## Data for the task
□ □ □ □ □
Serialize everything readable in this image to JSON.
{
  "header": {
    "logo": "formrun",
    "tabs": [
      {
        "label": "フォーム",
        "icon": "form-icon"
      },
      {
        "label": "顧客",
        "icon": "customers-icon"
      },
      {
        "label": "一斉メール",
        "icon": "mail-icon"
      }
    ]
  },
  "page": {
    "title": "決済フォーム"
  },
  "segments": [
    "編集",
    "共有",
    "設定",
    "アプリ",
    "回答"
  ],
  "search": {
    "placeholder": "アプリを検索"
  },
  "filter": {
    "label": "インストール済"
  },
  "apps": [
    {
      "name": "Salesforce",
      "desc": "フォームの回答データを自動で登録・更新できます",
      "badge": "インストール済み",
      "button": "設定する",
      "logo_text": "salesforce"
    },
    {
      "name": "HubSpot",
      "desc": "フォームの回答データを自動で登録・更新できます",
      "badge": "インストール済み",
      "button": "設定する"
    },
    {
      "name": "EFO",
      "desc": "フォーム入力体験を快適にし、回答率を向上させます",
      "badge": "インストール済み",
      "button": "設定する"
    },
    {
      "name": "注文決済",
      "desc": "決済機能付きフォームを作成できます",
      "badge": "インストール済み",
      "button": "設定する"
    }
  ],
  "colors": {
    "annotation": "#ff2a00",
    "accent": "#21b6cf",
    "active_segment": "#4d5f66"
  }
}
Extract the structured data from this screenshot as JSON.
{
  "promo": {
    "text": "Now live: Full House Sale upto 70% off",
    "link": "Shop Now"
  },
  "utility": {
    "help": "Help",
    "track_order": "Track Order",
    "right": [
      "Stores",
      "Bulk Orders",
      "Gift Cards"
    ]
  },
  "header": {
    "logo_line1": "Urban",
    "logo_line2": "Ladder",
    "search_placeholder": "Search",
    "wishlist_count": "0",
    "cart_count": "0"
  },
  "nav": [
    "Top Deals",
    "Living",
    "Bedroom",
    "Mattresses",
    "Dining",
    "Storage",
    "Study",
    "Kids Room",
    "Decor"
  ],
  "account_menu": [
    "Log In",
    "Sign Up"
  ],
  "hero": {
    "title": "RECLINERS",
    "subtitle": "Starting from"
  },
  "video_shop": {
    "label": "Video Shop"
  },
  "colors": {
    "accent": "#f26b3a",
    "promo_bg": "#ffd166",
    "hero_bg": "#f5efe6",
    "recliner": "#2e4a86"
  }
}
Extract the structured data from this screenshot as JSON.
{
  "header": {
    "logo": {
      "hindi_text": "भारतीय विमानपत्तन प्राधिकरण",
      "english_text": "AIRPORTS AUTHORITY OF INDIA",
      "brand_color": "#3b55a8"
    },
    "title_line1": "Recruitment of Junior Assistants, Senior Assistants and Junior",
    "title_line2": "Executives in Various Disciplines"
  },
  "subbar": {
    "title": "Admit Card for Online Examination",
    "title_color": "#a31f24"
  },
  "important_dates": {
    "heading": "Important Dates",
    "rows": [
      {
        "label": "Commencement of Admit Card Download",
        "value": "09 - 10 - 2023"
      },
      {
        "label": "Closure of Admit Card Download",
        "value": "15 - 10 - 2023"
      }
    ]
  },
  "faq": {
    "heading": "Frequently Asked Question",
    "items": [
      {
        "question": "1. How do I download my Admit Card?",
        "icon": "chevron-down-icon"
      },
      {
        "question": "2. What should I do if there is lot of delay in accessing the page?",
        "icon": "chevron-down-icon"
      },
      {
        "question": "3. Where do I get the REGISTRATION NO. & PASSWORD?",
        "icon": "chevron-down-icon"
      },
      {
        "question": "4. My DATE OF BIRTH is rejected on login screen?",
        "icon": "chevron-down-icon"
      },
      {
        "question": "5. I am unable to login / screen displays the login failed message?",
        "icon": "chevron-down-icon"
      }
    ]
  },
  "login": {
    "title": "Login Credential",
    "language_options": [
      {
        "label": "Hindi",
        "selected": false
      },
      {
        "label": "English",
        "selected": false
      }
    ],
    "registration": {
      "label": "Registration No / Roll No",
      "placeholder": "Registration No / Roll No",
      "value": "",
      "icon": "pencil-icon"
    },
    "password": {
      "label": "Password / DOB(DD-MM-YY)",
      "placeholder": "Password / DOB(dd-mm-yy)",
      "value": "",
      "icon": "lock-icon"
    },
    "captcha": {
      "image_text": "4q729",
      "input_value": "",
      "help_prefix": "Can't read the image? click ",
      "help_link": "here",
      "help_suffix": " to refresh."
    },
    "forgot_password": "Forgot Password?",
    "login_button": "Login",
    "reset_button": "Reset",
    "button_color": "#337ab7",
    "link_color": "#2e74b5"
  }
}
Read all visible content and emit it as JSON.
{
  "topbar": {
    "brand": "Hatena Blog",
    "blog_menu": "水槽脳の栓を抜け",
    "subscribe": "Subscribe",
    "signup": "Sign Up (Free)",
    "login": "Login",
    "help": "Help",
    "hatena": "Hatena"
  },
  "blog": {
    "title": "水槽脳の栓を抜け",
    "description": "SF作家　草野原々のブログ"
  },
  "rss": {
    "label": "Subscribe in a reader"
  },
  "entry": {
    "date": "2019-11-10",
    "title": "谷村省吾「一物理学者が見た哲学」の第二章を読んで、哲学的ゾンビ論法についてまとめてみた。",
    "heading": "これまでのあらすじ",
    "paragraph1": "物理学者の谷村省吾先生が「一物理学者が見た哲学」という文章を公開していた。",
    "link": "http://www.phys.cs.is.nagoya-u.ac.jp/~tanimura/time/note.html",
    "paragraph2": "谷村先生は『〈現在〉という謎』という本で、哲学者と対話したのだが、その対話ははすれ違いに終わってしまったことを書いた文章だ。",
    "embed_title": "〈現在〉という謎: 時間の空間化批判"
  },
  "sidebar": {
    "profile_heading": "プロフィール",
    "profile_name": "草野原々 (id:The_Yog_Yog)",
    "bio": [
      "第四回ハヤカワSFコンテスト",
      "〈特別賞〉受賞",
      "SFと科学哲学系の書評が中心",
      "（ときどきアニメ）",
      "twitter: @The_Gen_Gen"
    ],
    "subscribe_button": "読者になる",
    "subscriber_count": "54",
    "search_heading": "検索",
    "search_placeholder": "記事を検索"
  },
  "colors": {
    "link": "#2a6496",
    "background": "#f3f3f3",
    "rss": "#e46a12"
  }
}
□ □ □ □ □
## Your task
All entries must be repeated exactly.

## Exercise answer
Serialize everything readable in this image to JSON.
{
  "header": {
    "logo": "formrun",
    "tabs": [
      {
        "label": "フォーム",
        "icon": "form-icon"
      },
      {
        "label": "顧客",
        "icon": "customers-icon"
      },
      {
        "label": "一斉メール",
        "icon": "mail-icon"
      }
    ]
  },
  "page": {
    "title": "決済フォーム"
  },
  "segments": [
    "編集",
    "共有",
    "設定",
    "アプリ",
    "回答"
  ],
  "search": {
    "placeholder": "アプリを検索"
  },
  "filter": {
    "label": "インストール済"
  },
  "apps": [
    {
      "name": "Salesforce",
      "desc": "フォームの回答データを自動で登録・更新できます",
      "badge": "インストール済み",
      "button": "設定する",
      "logo_text": "salesforce"
    },
    {
      "name": "HubSpot",
      "desc": "フォームの回答データを自動で登録・更新できます",
      "badge": "インストール済み",
      "button": "設定する"
    },
    {
      "name": "EFO",
      "desc": "フォーム入力体験を快適にし、回答率を向上させます",
      "badge": "インストール済み",
      "button": "設定する"
    },
    {
      "name": "注文決済",
      "desc": "決済機能付きフォームを作成できます",
      "badge": "インストール済み",
      "button": "設定する"
    }
  ],
  "colors": {
    "annotation": "#ff2a00",
    "accent": "#21b6cf",
    "active_segment": "#4d5f66"
  }
}
Extract the structured data from this screenshot as JSON.
{
  "promo": {
    "text": "Now live: Full House Sale upto 70% off",
    "link": "Shop Now"
  },
  "utility": {
    "help": "Help",
    "track_order": "Track Order",
    "right": [
      "Stores",
      "Bulk Orders",
      "Gift Cards"
    ]
  },
  "header": {
    "logo_line1": "Urban",
    "logo_line2": "Ladder",
    "search_placeholder": "Search",
    "wishlist_count": "0",
    "cart_count": "0"
  },
  "nav": [
    "Top Deals",
    "Living",
    "Bedroom",
    "Mattresses",
    "Dining",
    "Storage",
    "Study",
    "Kids Room",
    "Decor"
  ],
  "account_menu": [
    "Log In",
    "Sign Up"
  ],
  "hero": {
    "title": "RECLINERS",
    "subtitle": "Starting from"
  },
  "video_shop": {
    "label": "Video Shop"
  },
  "colors": {
    "accent": "#f26b3a",
    "promo_bg": "#ffd166",
    "hero_bg": "#f5efe6",
    "recliner": "#2e4a86"
  }
}
Extract the structured data from this screenshot as JSON.
{
  "header": {
    "logo": {
      "hindi_text": "भारतीय विमानपत्तन प्राधिकरण",
      "english_text": "AIRPORTS AUTHORITY OF INDIA",
      "brand_color": "#3b55a8"
    },
    "title_line1": "Recruitment of Junior Assistants, Senior Assistants and Junior",
    "title_line2": "Executives in Various Disciplines"
  },
  "subbar": {
    "title": "Admit Card for Online Examination",
    "title_color": "#a31f24"
  },
  "important_dates": {
    "heading": "Important Dates",
    "rows": [
      {
        "label": "Commencement of Admit Card Download",
        "value": "09 - 10 - 2023"
      },
      {
        "label": "Closure of Admit Card Download",
        "value": "15 - 10 - 2023"
      }
    ]
  },
  "faq": {
    "heading": "Frequently Asked Question",
    "items": [
      {
        "question": "1. How do I download my Admit Card?",
        "icon": "chevron-down-icon"
      },
      {
        "question": "2. What should I do if there is lot of delay in accessing the page?",
        "icon": "chevron-down-icon"
      },
      {
        "question": "3. Where do I get the REGISTRATION NO. & PASSWORD?",
        "icon": "chevron-down-icon"
      },
      {
        "question": "4. My DATE OF BIRTH is rejected on login screen?",
        "icon": "chevron-down-icon"
      },
      {
        "question": "5. I am unable to login / screen displays the login failed message?",
        "icon": "chevron-down-icon"
      }
    ]
  },
  "login": {
    "title": "Login Credential",
    "language_options": [
      {
        "label": "Hindi",
        "selected": false
      },
      {
        "label": "English",
        "selected": false
      }
    ],
    "registration": {
      "label": "Registration No / Roll No",
      "placeholder": "Registration No / Roll No",
      "value": "",
      "icon": "pencil-icon"
    },
    "password": {
      "label": "Password / DOB(DD-MM-YY)",
      "placeholder": "Password / DOB(dd-mm-yy)",
      "value": "",
      "icon": "lock-icon"
    },
    "captcha": {
      "image_text": "4q729",
      "input_value": "",
      "help_prefix": "Can't read the image? click ",
      "help_link": "here",
      "help_suffix": " to refresh."
    },
    "forgot_password": "Forgot Password?",
    "login_button": "Login",
    "reset_button": "Reset",
    "button_color": "#337ab7",
    "link_color": "#2e74b5"
  }
}
Read all visible content and emit it as JSON.
{
  "topbar": {
    "brand": "Hatena Blog",
    "blog_menu": "水槽脳の栓を抜け",
    "subscribe": "Subscribe",
    "signup": "Sign Up (Free)",
    "login": "Login",
    "help": "Help",
    "hatena": "Hatena"
  },
  "blog": {
    "title": "水槽脳の栓を抜け",
    "description": "SF作家　草野原々のブログ"
  },
  "rss": {
    "label": "Subscribe in a reader"
  },
  "entry": {
    "date": "2019-11-10",
    "title": "谷村省吾「一物理学者が見た哲学」の第二章を読んで、哲学的ゾンビ論法についてまとめてみた。",
    "heading": "これまでのあらすじ",
    "paragraph1": "物理学者の谷村省吾先生が「一物理学者が見た哲学」という文章を公開していた。",
    "link": "http://www.phys.cs.is.nagoya-u.ac.jp/~tanimura/time/note.html",
    "paragraph2": "谷村先生は『〈現在〉という謎』という本で、哲学者と対話したのだが、その対話ははすれ違いに終わってしまったことを書いた文章だ。",
    "embed_title": "〈現在〉という謎: 時間の空間化批判"
  },
  "sidebar": {
    "profile_heading": "プロフィール",
    "profile_name": "草野原々 (id:The_Yog_Yog)",
    "bio": [
      "第四回ハヤカワSFコンテスト",
      "〈特別賞〉受賞",
      "SFと科学哲学系の書評が中心",
      "（ときどきアニメ）",
      "twitter: @The_Gen_Gen"
    ],
    "subscribe_button": "読者になる",
    "subscriber_count": "54",
    "search_heading": "検索",
    "search_placeholder": "記事を検索"
  },
  "colors": {
    "link": "#2a6496",
    "background": "#f3f3f3",
    "rss": "#e46a12"
  }
}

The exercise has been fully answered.